Given data START

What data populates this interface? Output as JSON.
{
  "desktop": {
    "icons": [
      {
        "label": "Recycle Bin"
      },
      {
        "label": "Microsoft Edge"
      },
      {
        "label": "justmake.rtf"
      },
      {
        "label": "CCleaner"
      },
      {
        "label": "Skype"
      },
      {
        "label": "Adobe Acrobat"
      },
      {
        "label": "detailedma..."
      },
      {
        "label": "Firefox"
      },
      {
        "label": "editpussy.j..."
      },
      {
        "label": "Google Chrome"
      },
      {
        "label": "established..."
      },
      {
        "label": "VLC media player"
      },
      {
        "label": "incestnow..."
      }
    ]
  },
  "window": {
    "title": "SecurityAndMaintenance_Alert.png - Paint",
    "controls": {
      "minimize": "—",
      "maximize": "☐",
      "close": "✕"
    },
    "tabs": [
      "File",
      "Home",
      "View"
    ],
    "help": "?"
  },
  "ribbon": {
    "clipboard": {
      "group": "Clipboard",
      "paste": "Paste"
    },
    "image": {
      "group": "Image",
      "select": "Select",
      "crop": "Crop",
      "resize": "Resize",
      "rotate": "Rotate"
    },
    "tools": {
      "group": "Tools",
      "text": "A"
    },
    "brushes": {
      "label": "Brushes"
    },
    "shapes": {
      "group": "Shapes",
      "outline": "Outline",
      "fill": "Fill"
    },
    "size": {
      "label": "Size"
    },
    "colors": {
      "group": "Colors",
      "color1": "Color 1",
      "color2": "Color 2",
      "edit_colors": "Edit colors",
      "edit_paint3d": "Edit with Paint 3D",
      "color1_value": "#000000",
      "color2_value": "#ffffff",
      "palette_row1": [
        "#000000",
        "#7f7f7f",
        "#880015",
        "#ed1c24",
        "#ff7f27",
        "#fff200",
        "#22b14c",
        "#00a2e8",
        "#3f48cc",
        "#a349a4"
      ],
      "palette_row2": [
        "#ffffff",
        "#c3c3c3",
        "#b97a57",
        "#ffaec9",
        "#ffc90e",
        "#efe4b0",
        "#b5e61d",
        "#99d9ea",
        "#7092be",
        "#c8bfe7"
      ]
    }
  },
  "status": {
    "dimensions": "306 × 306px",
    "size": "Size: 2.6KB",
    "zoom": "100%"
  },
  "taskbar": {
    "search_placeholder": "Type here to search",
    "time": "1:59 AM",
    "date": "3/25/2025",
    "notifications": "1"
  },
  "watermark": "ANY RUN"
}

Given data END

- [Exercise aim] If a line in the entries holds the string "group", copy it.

- [Answer to this exercise]
      "group": "Clipboard",
      "group": "Image",
      "group": "Tools",
      "group": "Shapes",
      "group": "Colors",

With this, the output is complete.